“Bottom line is that anything can be done if there is enough will and pressure to do so.”

Daily Hive reached out to TransLink and the City of Vancouver for commentary on these ideas, but they both declined, citing the need for further study.

One possible challenge with enhanced bus-only lanes could deal with the expected impact of subway construction on Broadway between Arbutus Street and Kingsway.

While the tunnel will be constructed using the tunnel boring method, some limited cut-and-cover construction is expected to be required for the stations, which is also how the Canada Line’s three downtown stations were built, with the tunnel boring machine passing through the excavated station pits.

A previous TransLink report updating the SkyTrain project’s planning progress also indicated Broadway’s width could be narrowed to four lanes to allow for subway construction.

“A key role of the city is to coordinate overall street use, and as part of this ongoing work, will be limiting other road work activities along Broadway as well as adjacent corridors to support transit reliability during construction for the Broadway Subway,” said the municipal government in an email.

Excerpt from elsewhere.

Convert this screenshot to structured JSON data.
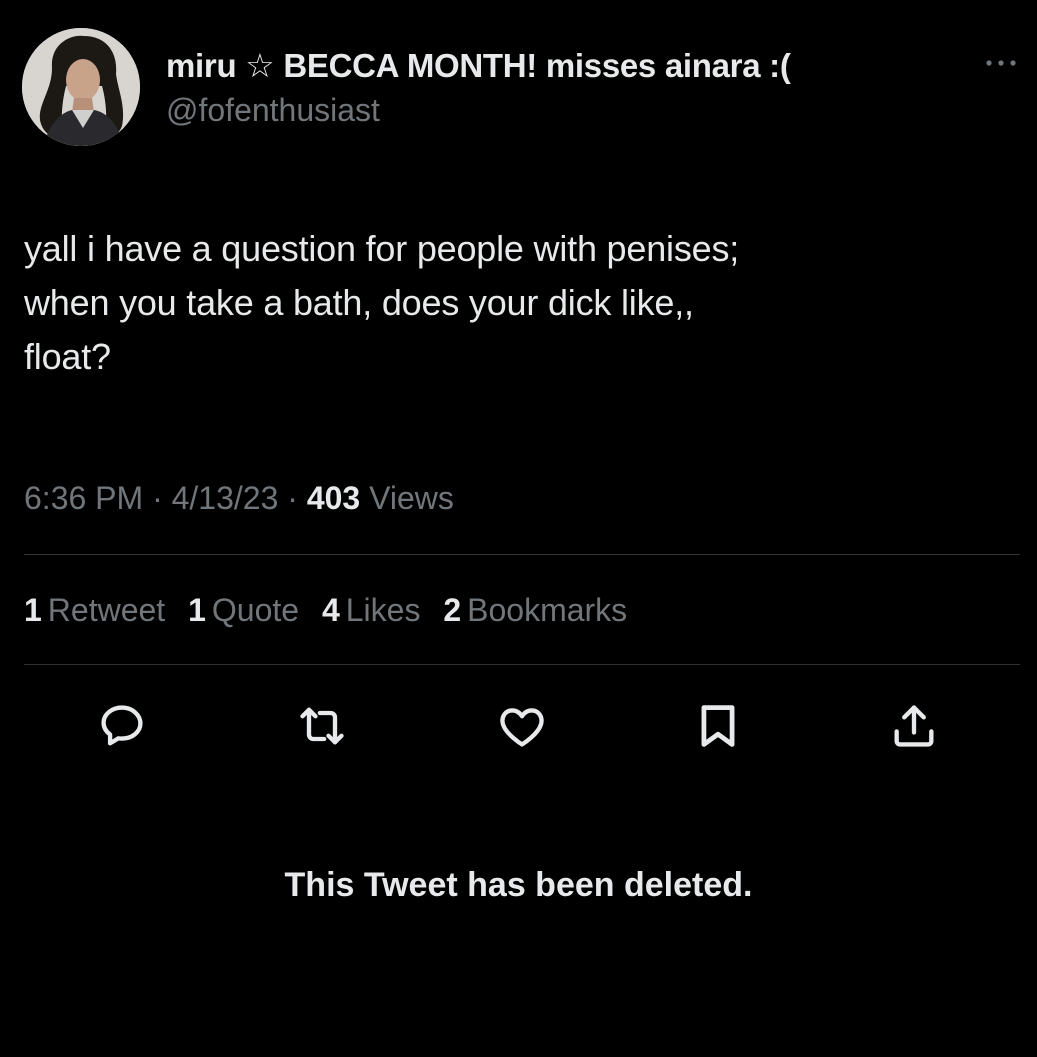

The last publicly available assessment of the performance of the peak hour Broadway bus-only lanes was made in 2007, a few months after the changes were first made. A city staff report at the time noted: “the bus lanes appear to have had little or no effect on bus travel times.”

However, this was because of “the high volume of right turn vehicles and the high pedestrian volumes along Broadway.”

“Before the bus lanes were constructed, up to 50% of vehicles using the curb lane were turning right at the next intersection. In busy pedestrian areas vehicles wanting to turn right are delayed as drivers must wait for pedestrians to clear the crosswalk before completing the turn,” reads the report.

“Therefore right turning vehicles frequently block the bus lane. Note that the through traffic that previously used the curb lane caused only minor delay to buses, if any. Staff observe that, in general, on streets with very frequent bus service, such as Broadway, the curb lane essentially functions as a bus lane with or without the bus lane designation.”

Of course, that was more than a decade ago — conditions have changed, including traffic congestion and transit ridership.

The 99 B-Line saw an average ridership of about 45,000 boardings per day in 2007, and this increased to 56,000 boardings per day in 2018.

During peak hours, buses run every three minutes, and it takes over 40 articulated buses to meet the scheduled frequency and required capacity for the 14-km-long route. More buses cannot be added to the route, without the buses bunching up.

Starting in 2025, upon the opening of the Broadway Extension to Arbutus Street, the 99 B-Line will be reduced to a truncated route between Arbutus Street and UBC.

See also
© 2019 Buzz Connected Media Inc.